Interpol Warns of Rise in Investment Scams Targeting Dating App Users

With opportunities for meeting potential partners now limited due to the COVID-19 pandemic and many people isolated due to lockdown measures, use of dating apps has soared. Dating apps have long provided scammers with opportunities for fraud and romance scams are rife. However, there have been increasing numbers of dating app users targeted with a new investment scam in recent weeks, prompting Interpol to issue a Purple Notice about the scam.

As with many other dating app scams, the attackers first make contact with users, chat and build up a rapport, and when contact with the potential victim is regular and a certain degree of trust is established, the scammers convince their targets to take part in an investment opportunity.

They are convinced to download an investment app or create investment accounts on websites and deposit funds. While the investment apps appear very similar to the genuine apps they mimic, they are under the control of the scammers.
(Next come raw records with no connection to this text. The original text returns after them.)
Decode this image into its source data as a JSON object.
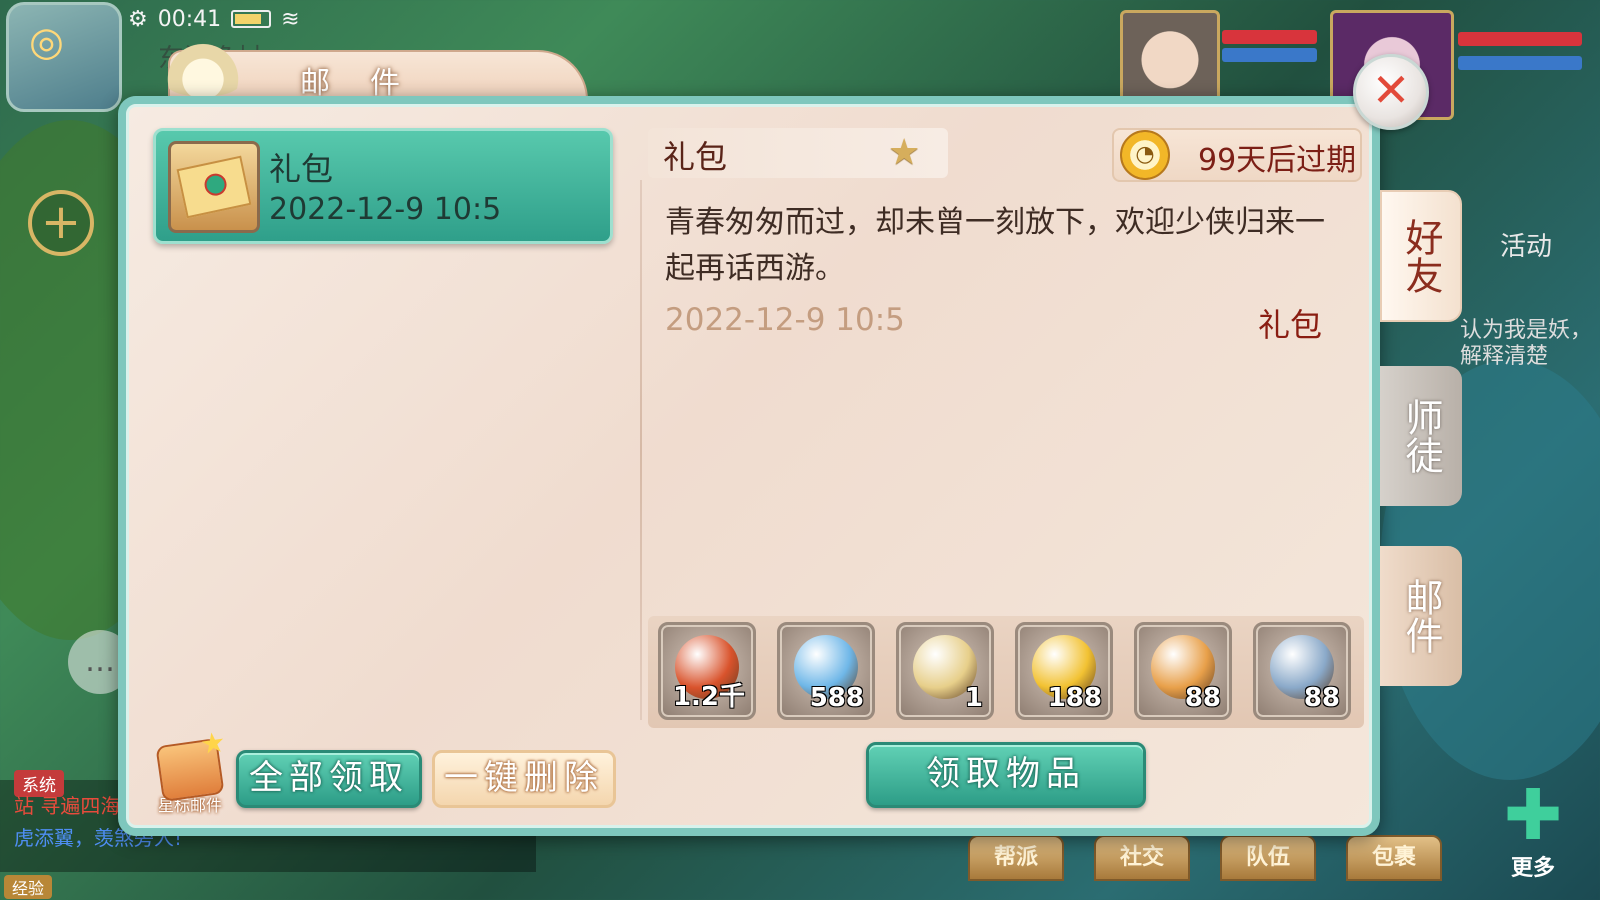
{
  "status_bar": {
    "time": "00:41"
  },
  "hud": {
    "location_partial": "东海渔村",
    "activity_label": "活动",
    "quest_text": "认为我是妖，解释清楚",
    "chat": {
      "channel_tag": "系统",
      "line1": "站 寻遍四海",
      "line2": "虎添翼，羡煞旁人!"
    },
    "exp_label": "经验",
    "bottom_menu": [
      "帮派",
      "社交",
      "队伍",
      "包裹"
    ],
    "more_label": "更多"
  },
  "dialog": {
    "title": "邮件",
    "close_icon": "close-icon",
    "mail_list": [
      {
        "title": "礼包",
        "date": "2022-12-9 10:5",
        "icon": "envelope-icon"
      }
    ],
    "detail": {
      "subject": "礼包",
      "expire_text": "99天后过期",
      "body": "青春匆匆而过，却未曾一刻放下，欢迎少侠归来一起再话西游。",
      "date": "2022-12-9 10:5",
      "sender": "礼包",
      "rewards": [
        {
          "name": "red-orb",
          "qty": "1.2千",
          "color": "#d9532c"
        },
        {
          "name": "rainbow-orb",
          "qty": "588",
          "color": "#6fb7e8"
        },
        {
          "name": "scroll",
          "qty": "1",
          "color": "#e7cf8a"
        },
        {
          "name": "gold-flower",
          "qty": "188",
          "color": "#f2c233"
        },
        {
          "name": "lucky-bag",
          "qty": "88",
          "color": "#e8a04a"
        },
        {
          "name": "treasure-chest",
          "qty": "88",
          "color": "#8aa9c9"
        }
      ],
      "claim_button": "领取物品"
    },
    "footer": {
      "starred_label": "星标邮件",
      "claim_all": "全部领取",
      "delete_all": "一键删除"
    },
    "side_tabs": {
      "friends": "好友",
      "mentor": "师徒",
      "mail": "邮件"
    }
  }
}
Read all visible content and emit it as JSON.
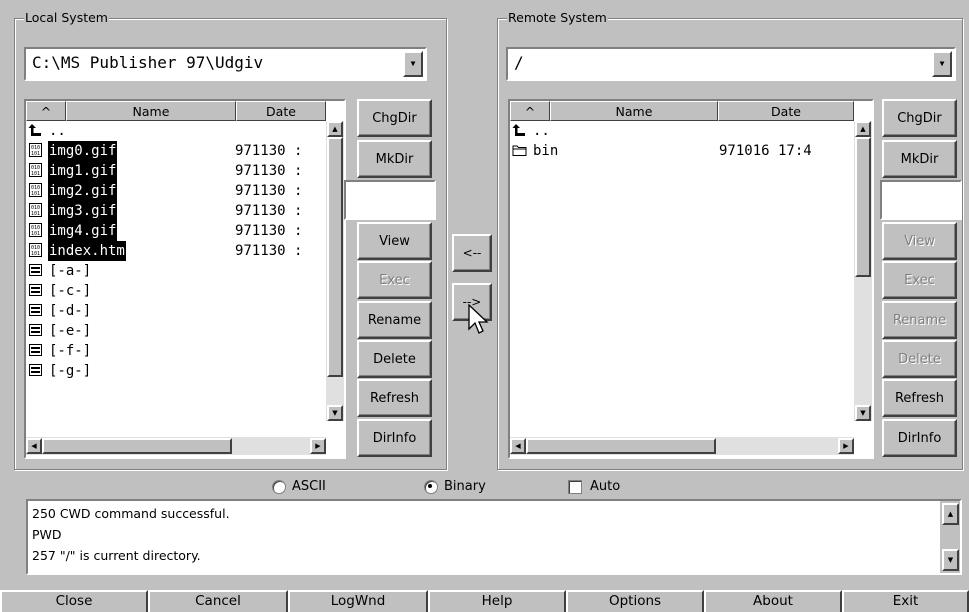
{
  "local": {
    "title": "Local System",
    "path": "C:\\MS Publisher 97\\Udgiv",
    "col_sort": "^",
    "col_name": "Name",
    "col_date": "Date",
    "files": [
      {
        "name": "..",
        "date": "",
        "icon": "up-folder-icon",
        "selected": false
      },
      {
        "name": "img0.gif",
        "date": "971130 :",
        "icon": "binary-file-icon",
        "selected": true
      },
      {
        "name": "img1.gif",
        "date": "971130 :",
        "icon": "binary-file-icon",
        "selected": true
      },
      {
        "name": "img2.gif",
        "date": "971130 :",
        "icon": "binary-file-icon",
        "selected": true
      },
      {
        "name": "img3.gif",
        "date": "971130 :",
        "icon": "binary-file-icon",
        "selected": true
      },
      {
        "name": "img4.gif",
        "date": "971130 :",
        "icon": "binary-file-icon",
        "selected": true
      },
      {
        "name": "index.htm",
        "date": "971130 :",
        "icon": "binary-file-icon",
        "selected": true
      },
      {
        "name": "[-a-]",
        "date": "",
        "icon": "drive-icon",
        "selected": false
      },
      {
        "name": "[-c-]",
        "date": "",
        "icon": "drive-icon",
        "selected": false
      },
      {
        "name": "[-d-]",
        "date": "",
        "icon": "drive-icon",
        "selected": false
      },
      {
        "name": "[-e-]",
        "date": "",
        "icon": "drive-icon",
        "selected": false
      },
      {
        "name": "[-f-]",
        "date": "",
        "icon": "drive-icon",
        "selected": false
      },
      {
        "name": "[-g-]",
        "date": "",
        "icon": "drive-icon",
        "selected": false
      }
    ],
    "buttons": {
      "chgdir": "ChgDir",
      "mkdir": "MkDir",
      "view": "View",
      "exec": "Exec",
      "rename": "Rename",
      "delete": "Delete",
      "refresh": "Refresh",
      "dirinfo": "DirInfo"
    }
  },
  "remote": {
    "title": "Remote System",
    "path": "/",
    "col_sort": "^",
    "col_name": "Name",
    "col_date": "Date",
    "files": [
      {
        "name": "..",
        "date": "",
        "icon": "up-folder-icon"
      },
      {
        "name": "bin",
        "date": "971016 17:4",
        "icon": "folder-icon"
      }
    ],
    "buttons": {
      "chgdir": "ChgDir",
      "mkdir": "MkDir",
      "view": "View",
      "exec": "Exec",
      "rename": "Rename",
      "delete": "Delete",
      "refresh": "Refresh",
      "dirinfo": "DirInfo"
    }
  },
  "transfer": {
    "download": "<--",
    "upload": "-->"
  },
  "mode": {
    "ascii": "ASCII",
    "binary": "Binary",
    "auto": "Auto",
    "selected": "binary"
  },
  "log": [
    "250 CWD command successful.",
    "PWD",
    "257 \"/\" is current directory."
  ],
  "bottom": {
    "close": "Close",
    "cancel": "Cancel",
    "logwnd": "LogWnd",
    "help": "Help",
    "options": "Options",
    "about": "About",
    "exit": "Exit"
  }
}
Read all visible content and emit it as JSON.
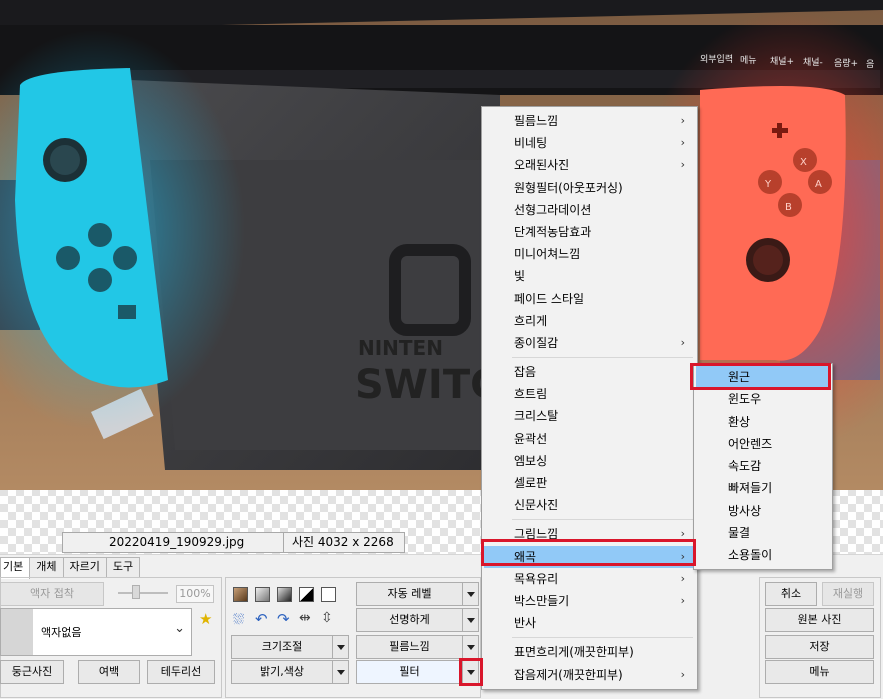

The domain names used to distribute the apps closely resemble genuine investment websites and screenshots are often provided to encourage users to take part in the investment scheme which are realistic and believable.

Once funds are deposited, users can track their investments and see large increases from their initial investment in a short space of time. The aim is to encourage the user to deposit larger sums. Victims are encouraged to purchase cryptocurrencies, stocks and bonds, and binary options, and are made to believe they will easily be able to achieve Gold or VIP status. The scammers also pose as customer service agents and offer help choosing the right products. Once a certain amount of money has been deposited, all contact suddenly stops and the dating app users find themselves locked out of their investment accounts.

The Purple Notice has been sent to 194 countries to raise awareness of the scam with dating app users and to encourage them to be vigilant when using the apps. Interpol said the losses to these scams can be considerable, with some victims defrauded out of more than $100,000.

Author: Richard Anderson

Richard Anderson is the Editor-in-Chief of